### Problem description
Reply only with how many lines below contain "List".

[Excerpts from an interface dataset]
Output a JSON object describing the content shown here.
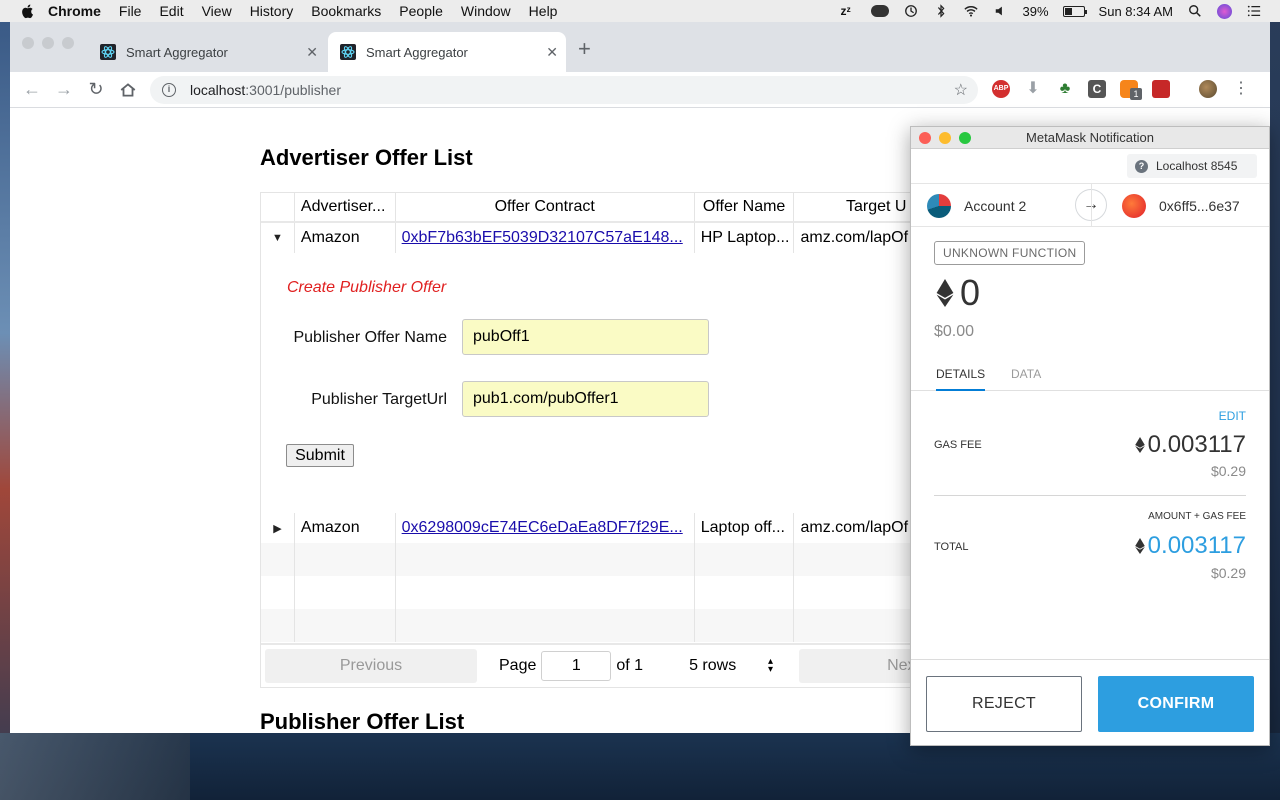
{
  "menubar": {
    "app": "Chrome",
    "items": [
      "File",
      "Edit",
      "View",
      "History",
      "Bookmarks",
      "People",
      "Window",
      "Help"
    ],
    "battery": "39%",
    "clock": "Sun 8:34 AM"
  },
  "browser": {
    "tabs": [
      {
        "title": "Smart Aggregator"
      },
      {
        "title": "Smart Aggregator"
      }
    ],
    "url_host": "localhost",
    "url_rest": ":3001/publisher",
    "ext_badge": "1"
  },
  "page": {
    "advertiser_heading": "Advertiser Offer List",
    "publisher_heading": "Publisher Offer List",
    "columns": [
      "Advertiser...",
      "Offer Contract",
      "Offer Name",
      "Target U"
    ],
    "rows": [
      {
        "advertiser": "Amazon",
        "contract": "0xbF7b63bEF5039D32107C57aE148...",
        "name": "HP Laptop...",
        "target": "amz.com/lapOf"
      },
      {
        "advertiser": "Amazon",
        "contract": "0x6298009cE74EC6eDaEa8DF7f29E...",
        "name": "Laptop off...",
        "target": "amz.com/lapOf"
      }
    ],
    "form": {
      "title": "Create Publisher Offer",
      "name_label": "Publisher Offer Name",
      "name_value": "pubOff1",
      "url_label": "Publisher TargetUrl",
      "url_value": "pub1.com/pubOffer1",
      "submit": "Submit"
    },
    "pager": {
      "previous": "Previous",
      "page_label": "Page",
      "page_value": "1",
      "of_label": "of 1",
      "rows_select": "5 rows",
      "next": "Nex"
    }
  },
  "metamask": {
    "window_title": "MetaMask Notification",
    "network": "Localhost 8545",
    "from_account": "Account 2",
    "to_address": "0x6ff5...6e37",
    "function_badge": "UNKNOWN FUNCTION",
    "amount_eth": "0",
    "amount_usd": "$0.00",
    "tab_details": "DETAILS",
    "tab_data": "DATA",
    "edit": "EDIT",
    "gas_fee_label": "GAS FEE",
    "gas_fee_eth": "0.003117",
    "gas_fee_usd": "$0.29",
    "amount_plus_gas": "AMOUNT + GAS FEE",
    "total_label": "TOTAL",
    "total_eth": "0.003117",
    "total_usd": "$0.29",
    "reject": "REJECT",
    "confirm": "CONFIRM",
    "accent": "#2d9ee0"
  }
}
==
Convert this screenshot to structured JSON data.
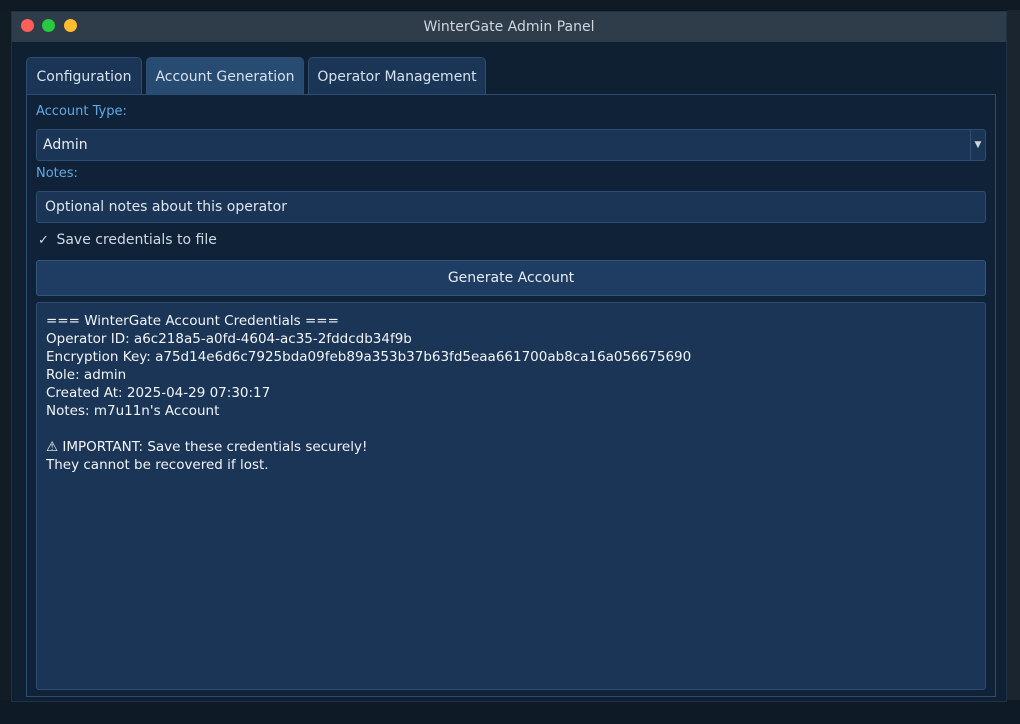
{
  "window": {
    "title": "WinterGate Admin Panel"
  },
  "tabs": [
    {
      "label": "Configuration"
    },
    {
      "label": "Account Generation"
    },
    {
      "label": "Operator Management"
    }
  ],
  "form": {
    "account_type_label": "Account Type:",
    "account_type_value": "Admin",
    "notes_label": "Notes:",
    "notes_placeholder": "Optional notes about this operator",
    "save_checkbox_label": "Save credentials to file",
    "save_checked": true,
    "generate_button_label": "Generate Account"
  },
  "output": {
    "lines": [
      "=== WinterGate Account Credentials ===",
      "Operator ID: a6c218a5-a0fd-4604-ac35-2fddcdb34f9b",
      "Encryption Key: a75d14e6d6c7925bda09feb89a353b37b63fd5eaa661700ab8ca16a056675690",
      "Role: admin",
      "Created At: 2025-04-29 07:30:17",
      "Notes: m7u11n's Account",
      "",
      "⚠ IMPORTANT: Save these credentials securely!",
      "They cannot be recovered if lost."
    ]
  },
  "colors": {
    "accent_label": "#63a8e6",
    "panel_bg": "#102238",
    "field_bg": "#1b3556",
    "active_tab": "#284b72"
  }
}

### Answer to this exercise
2